Brett Myers still has yet to prove himself as a starting pitcher this year, and the four earned runs he surrendered over the five innings he pitched this afternoon in Cincinnati didn't do much to recommend him. Myers didn't seem to be losing his control today. He didn't obviously lose his temper or his composure. He didn't make a lot of obvious mistakes. Today was a day when the Reds were just hitting him -- and that might be a greater cause for concern than if any of the other problems had occurred. Myers has shown the ability to be a lights-out pitcher, but when there's nothing tangibly off about his performance except that opposition seem to be hitting him, it's worrying.
Brett Myers did achieve today the minor historical distinction of allowing Ken Griffey Jr.'s 594th home run, a position that only drew some attention today to his lackluster performance as the one-ring media circus, not nearly so elaborate as during last year's Bonds chase, waits for his 600th.
Clay Condrey had an embarrassing outing today, allowing four earned runs of his own in two innings. The Phillies can't afford to have a bullpen this inconsistent, or to allow games in which they trail by a few runs in the middle innings to get out of reasonable grasp in the late innings. That's what loses teams those extra games that they will need in the long haul.

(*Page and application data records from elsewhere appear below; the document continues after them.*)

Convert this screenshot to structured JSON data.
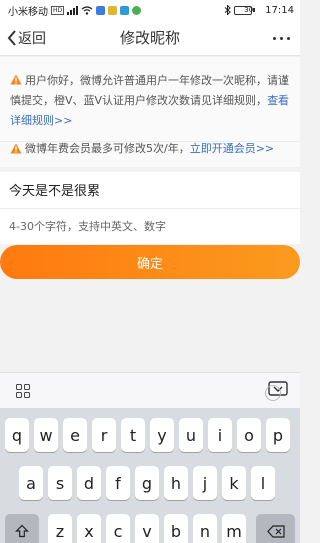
{
  "status_bar": {
    "carrier": "小米移动",
    "hd": "HD",
    "battery_level": "30",
    "time": "17:14"
  },
  "nav": {
    "back_label": "返回",
    "title": "修改昵称"
  },
  "notice1": {
    "text": "用户你好，微博允许普通用户一年修改一次昵称，请谨慎提交，橙V、蓝V认证用户修改次数请见详细规则，",
    "link": "查看详细规则>>"
  },
  "notice2": {
    "text": "微博年费会员最多可修改5次/年，",
    "link": "立即开通会员>>"
  },
  "form": {
    "nickname_value": "今天是不是很累",
    "hint": "4-30个字符，支持中英文、数字",
    "confirm_label": "确定"
  },
  "keyboard": {
    "row1": [
      "q",
      "w",
      "e",
      "r",
      "t",
      "y",
      "u",
      "i",
      "o",
      "p"
    ],
    "row2": [
      "a",
      "s",
      "d",
      "f",
      "g",
      "h",
      "j",
      "k",
      "l"
    ],
    "row3": [
      "z",
      "x",
      "c",
      "v",
      "b",
      "n",
      "m"
    ]
  },
  "icons": {
    "warning_color": "#f08a1e",
    "accent": "#ff7a0f",
    "link_color": "#3a6fb8"
  }
}
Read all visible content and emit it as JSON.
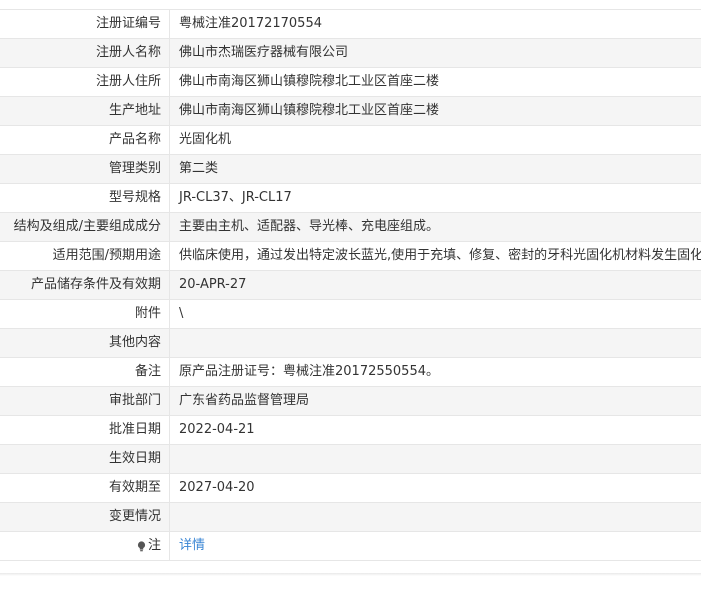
{
  "rows": [
    {
      "label": "注册证编号",
      "value": "粤械注准20172170554"
    },
    {
      "label": "注册人名称",
      "value": "佛山市杰瑞医疗器械有限公司"
    },
    {
      "label": "注册人住所",
      "value": "佛山市南海区狮山镇穆院穆北工业区首座二楼"
    },
    {
      "label": "生产地址",
      "value": "佛山市南海区狮山镇穆院穆北工业区首座二楼"
    },
    {
      "label": "产品名称",
      "value": "光固化机"
    },
    {
      "label": "管理类别",
      "value": "第二类"
    },
    {
      "label": "型号规格",
      "value": "JR-CL37、JR-CL17"
    },
    {
      "label": "结构及组成/主要组成成分",
      "value": "主要由主机、适配器、导光棒、充电座组成。"
    },
    {
      "label": "适用范围/预期用途",
      "value": "供临床使用，通过发出特定波长蓝光,使用于充填、修复、密封的牙科光固化机材料发生固化。"
    },
    {
      "label": "产品储存条件及有效期",
      "value": "20-APR-27"
    },
    {
      "label": "附件",
      "value": "\\"
    },
    {
      "label": "其他内容",
      "value": ""
    },
    {
      "label": "备注",
      "value": "原产品注册证号：粤械注准20172550554。"
    },
    {
      "label": "审批部门",
      "value": "广东省药品监督管理局"
    },
    {
      "label": "批准日期",
      "value": "2022-04-21"
    },
    {
      "label": "生效日期",
      "value": ""
    },
    {
      "label": "有效期至",
      "value": "2027-04-20"
    },
    {
      "label": "变更情况",
      "value": ""
    }
  ],
  "note": {
    "label": "注",
    "icon": "lightbulb-icon",
    "link_text": "详情",
    "link_color": "#3a86d4"
  }
}
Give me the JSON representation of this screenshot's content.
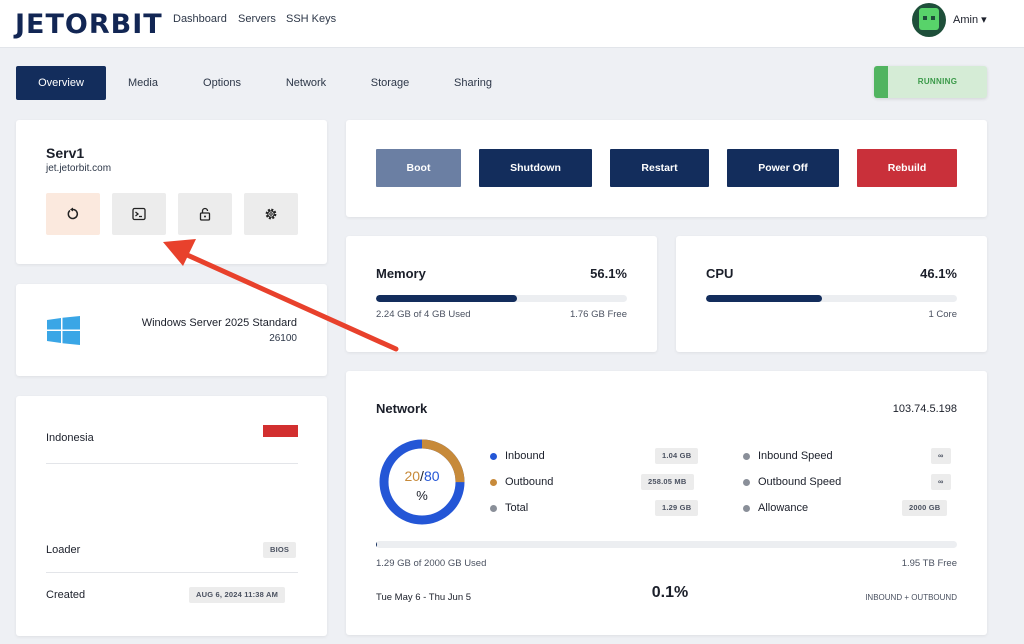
{
  "brand": {
    "logo_text": "JETORBIT"
  },
  "nav": {
    "links": [
      "Dashboard",
      "Servers",
      "SSH Keys"
    ],
    "user": "Amin ▾"
  },
  "tabs": [
    "Overview",
    "Media",
    "Options",
    "Network",
    "Storage",
    "Sharing"
  ],
  "status": {
    "label": "RUNNING",
    "color": "#51b460"
  },
  "server": {
    "name": "Serv1",
    "hostname": "jet.jetorbit.com",
    "quick_actions": [
      "reset-icon",
      "console-icon",
      "lock-icon",
      "settings-icon"
    ]
  },
  "os": {
    "name": "Windows Server 2025 Standard",
    "build": "26100",
    "icon": "windows-icon"
  },
  "info": {
    "location": "Indonesia",
    "loader_label": "Loader",
    "loader_value": "BIOS",
    "created_label": "Created",
    "created_value": "AUG 6, 2024 11:38 AM"
  },
  "actions": {
    "boot": "Boot",
    "shutdown": "Shutdown",
    "restart": "Restart",
    "power_off": "Power Off",
    "rebuild": "Rebuild"
  },
  "memory": {
    "title": "Memory",
    "percent": "56.1%",
    "fraction": 0.561,
    "used": "2.24 GB of 4 GB Used",
    "free": "1.76 GB Free"
  },
  "cpu": {
    "title": "CPU",
    "percent": "46.1%",
    "fraction": 0.461,
    "cores": "1 Core"
  },
  "network": {
    "title": "Network",
    "ip": "103.74.5.198",
    "donut": {
      "value": "20",
      "separator": "/",
      "total": "80",
      "unit": "%",
      "fraction": 0.25
    },
    "inbound_label": "Inbound",
    "inbound_value": "1.04 GB",
    "outbound_label": "Outbound",
    "outbound_value": "258.05 MB",
    "total_label": "Total",
    "total_value": "1.29 GB",
    "inbound_speed_label": "Inbound Speed",
    "inbound_speed_value": "∞",
    "outbound_speed_label": "Outbound Speed",
    "outbound_speed_value": "∞",
    "allowance_label": "Allowance",
    "allowance_value": "2000 GB",
    "usage_fraction": 0.001,
    "used_text": "1.29 GB of 2000 GB Used",
    "free_text": "1.95 TB Free",
    "period": "Tue May 6 - Thu Jun 5",
    "period_percent": "0.1%",
    "scope": "INBOUND + OUTBOUND"
  },
  "colors": {
    "primary": "#132d5c",
    "boot": "#6b7fa3",
    "rebuild": "#c9303a",
    "inbound": "#2456d6",
    "outbound": "#c78a3a",
    "neutral": "#8a8f99"
  }
}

The offense was relatively unproductive today as well. Chase Utley continued to be impressive, but, unappreciative as I may sound in saying it, that's what we've come to expect from Chase Utley. Pat Burrel hit again today, and it's beginning to look like he's on a hot streak that hasn't been interrupted since last season. That was one hopeful sign in the middle of an otherwise disappointing game.